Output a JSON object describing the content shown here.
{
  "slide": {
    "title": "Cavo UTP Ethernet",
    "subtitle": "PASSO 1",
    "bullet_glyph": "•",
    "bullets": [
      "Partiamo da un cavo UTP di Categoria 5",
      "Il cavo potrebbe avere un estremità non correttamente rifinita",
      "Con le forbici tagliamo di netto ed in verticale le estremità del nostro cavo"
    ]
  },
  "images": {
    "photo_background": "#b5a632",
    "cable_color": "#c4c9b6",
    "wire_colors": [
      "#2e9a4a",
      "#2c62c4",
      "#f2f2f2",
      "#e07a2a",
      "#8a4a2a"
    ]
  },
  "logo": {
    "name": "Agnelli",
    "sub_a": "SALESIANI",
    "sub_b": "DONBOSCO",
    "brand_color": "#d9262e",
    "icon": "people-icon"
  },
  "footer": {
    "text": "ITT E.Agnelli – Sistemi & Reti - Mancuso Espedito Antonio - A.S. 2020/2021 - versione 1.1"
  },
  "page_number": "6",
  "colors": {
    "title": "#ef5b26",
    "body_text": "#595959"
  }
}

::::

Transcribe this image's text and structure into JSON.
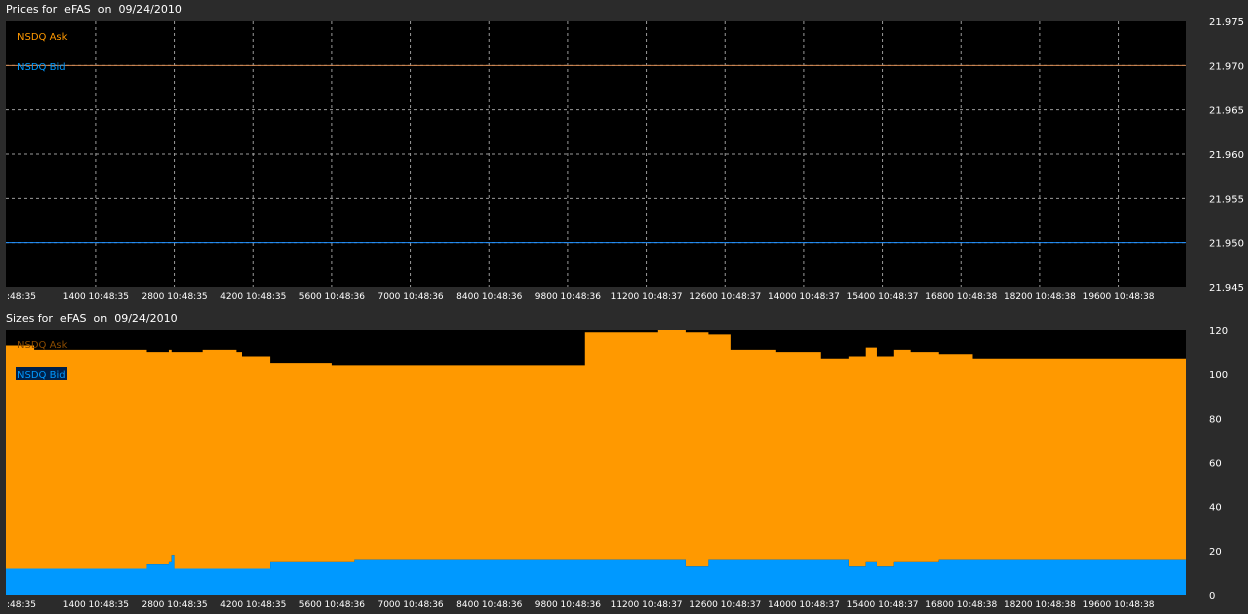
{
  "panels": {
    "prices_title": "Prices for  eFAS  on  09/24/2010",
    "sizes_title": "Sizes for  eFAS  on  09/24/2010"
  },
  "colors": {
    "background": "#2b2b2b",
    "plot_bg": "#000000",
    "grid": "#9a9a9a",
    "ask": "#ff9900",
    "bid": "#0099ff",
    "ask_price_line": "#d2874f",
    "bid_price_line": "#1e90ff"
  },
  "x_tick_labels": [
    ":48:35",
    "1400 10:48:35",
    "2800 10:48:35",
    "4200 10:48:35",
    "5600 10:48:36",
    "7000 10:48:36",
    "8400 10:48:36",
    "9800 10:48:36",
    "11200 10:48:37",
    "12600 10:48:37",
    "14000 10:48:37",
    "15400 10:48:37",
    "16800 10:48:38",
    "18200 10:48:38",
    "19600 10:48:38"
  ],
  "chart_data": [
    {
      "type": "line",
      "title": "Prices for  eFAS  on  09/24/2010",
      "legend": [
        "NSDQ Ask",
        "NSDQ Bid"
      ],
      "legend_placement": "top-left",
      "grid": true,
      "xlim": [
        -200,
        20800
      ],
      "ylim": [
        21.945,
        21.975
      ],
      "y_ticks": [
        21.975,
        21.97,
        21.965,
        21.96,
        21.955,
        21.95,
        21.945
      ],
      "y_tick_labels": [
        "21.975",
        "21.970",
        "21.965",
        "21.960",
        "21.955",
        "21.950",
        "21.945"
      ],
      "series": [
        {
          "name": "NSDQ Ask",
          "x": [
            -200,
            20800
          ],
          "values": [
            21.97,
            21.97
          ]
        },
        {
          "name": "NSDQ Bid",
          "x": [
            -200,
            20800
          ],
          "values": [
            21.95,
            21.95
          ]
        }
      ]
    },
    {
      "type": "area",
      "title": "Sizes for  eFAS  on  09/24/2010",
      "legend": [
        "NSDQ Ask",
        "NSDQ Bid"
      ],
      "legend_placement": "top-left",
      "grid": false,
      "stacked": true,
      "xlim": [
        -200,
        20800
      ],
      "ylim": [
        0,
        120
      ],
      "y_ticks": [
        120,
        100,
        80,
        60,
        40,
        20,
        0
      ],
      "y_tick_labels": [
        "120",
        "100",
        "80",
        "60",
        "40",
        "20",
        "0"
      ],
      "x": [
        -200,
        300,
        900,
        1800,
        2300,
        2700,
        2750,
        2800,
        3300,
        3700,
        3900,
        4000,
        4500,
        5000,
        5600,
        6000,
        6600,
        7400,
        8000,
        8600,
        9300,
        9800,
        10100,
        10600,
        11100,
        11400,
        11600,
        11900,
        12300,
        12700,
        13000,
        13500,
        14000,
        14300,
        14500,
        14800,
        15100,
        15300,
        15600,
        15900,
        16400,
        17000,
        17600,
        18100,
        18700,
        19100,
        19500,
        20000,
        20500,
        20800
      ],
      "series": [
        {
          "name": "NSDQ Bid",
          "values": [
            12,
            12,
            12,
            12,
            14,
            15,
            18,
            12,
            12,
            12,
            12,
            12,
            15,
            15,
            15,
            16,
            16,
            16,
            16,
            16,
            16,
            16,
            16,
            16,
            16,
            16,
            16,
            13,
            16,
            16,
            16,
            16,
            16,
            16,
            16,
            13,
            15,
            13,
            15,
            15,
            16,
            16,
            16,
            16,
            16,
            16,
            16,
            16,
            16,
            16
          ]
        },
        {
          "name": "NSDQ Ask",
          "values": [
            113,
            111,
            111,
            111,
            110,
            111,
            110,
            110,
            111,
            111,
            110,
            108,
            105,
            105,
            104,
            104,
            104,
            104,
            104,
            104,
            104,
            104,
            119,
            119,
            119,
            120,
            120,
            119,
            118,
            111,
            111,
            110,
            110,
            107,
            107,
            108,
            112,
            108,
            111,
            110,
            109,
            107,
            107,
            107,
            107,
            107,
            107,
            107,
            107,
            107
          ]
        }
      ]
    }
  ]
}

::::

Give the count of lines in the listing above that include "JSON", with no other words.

● REPLY
2